PUSH Private Fitness

Chad’s Blog

Ask Chad #7

August 13th, 2013     Ask Chad

Hey Chad,

So I’ve got this dilemma… I watched this show on fitness that included this skinny guy like me. I was wondering why he was on it- you know being skinny and that- but it turned out he was really unfit and couldn’t save himself or his family in this disaster scenario. 

It got me thinking… I’ve been kinda depressed about being skinny and tall [6”5] for most of my life, now I’m thinking I’m outta shape as well [I eat a lot of junk food]. I want to turn things around but I don’t wanna get skinnier through exercising. Do you have any suggestions?

Thanks Chad.

Russell Landau

Thanks for the question Russell!

With most of society dealing with rising obesity levels and worrying about how to lose body fat, most people don’t realize just how difficult it can be for a “skinny” person to put on muscle.

Sure, if added weight was your only priority, you could fill out your 6’5” frame by eating as much junk food as you like. But, as you’ve found out, that does not add up to a lean and healthy body.

It sounds like you’re currently in the dreaded “skinny fat” zone.  What does this mean actually?

Basically, even though you look “skinny”, your body composition is made up of too much fat, even though you are visually “skinny”. This is where looks are deceiving.

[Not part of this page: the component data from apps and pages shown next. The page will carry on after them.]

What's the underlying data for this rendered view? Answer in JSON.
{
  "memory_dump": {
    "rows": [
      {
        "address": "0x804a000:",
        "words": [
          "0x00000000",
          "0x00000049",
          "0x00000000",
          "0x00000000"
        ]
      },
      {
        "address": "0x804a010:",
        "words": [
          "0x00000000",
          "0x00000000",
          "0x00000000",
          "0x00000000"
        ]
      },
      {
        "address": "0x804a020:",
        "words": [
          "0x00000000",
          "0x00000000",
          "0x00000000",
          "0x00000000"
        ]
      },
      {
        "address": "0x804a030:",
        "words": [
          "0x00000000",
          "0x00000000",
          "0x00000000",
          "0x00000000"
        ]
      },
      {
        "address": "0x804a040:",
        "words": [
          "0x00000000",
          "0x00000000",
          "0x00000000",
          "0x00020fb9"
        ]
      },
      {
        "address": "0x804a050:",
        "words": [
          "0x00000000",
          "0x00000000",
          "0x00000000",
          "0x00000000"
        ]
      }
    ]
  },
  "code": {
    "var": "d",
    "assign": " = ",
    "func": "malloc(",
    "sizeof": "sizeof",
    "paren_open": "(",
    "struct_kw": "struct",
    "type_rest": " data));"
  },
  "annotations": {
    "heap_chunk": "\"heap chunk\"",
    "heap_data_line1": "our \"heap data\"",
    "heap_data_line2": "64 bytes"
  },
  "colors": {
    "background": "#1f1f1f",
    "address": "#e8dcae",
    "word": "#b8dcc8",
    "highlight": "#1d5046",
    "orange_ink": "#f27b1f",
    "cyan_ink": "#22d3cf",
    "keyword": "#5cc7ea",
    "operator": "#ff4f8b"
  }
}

You appear skinnier, and by assumption, healthier than bulkier people; but your fitness level and dietary habits tell otherwise.

So what should you do?

My recommendation would be to weight train at least twice, and preferably 3 times per week and avoid long, slow, steady state cardio (like long bouts on the treadmill or elliptical). Some interval training may be ok, but even it may need to be curtailed in order for you to fill out your frame.

If you are unfamiliar with weight training, I would highly recommend hiring a qualified trainer in your area to get you started.  Look for trainers with the National Strength & Conditioning Association’s CSCS or CPT certification if you can find one. (They have an online trainer locator here.)

If that’s not possible, there are numerous books on the market that could help you. I’d recommend my colleague Brad Schoenfeld’s “Max Muscle Plan”. (Check it out on Amazon here.)

In addition to training, we need to improve your diet.

You make a good point, if we just cut out the junk food, you will probably lose weight (hopefully body fat), but that could make you appear “skinnier”.

If your weight has been stable on your current diet, we’ll want to replace at least some of the junk food calories you are taking out with healthier alternatives. We’re trying to offset the junk calories lost with at least some better calories so that you have enough fuel for your body to add muscle.

Adequate protein and essential fats are the first priority, followed closely by vegetables and fruits, beans and legumes, and yes, even unfairly demonized carbohydrates like potatoes and rice.

I don’t like to count calories if it can be avoided. Most of us (me included) will find it tedious and not stick with it. Most people will do well to simply eat healthier foods in conjunction with a consistent workout program.

As a thinner guy, your biggest issue may be getting in enough calories to add muscle mass once you clean up the diet. If this is the case, you may want to consider adding a protein shake (or two) to your daily intake.

But again, unless you are training hard with weights, any excess calories…even “healthy” calories can cause body fat gains.

Lastly, you might consider supplementing with creatine monohydrate. Creatine is one of the most researched, safest, and effective supplements on the market. Creatine is a fuel source that is stored in you muscle tissue. It will allow you to train harder and longer. (Please note: a few people may experience gastric distress from using creatine and others called “non-responders” may not notice any improvements while using creatine. Caveat Emptor!)

Also, due to the ability of creatine to pull water and nutrients into the muscle cell (called cell volumization), most people will gain between 5 and 10 lbs (due to the extra fluids in the muscle cell).

Between the workouts and the dietary improvements and supplementation, you’ll be well on your way to both getting healthier, and achieving the body you want.

Just remember that it’s a long, slow process even under the best circumstances. Don’t get down on yourself or get depressed. As in the old story of the Tortoise and the Hare, “slow and steady wins the race!”

Thanks again for the question Russell!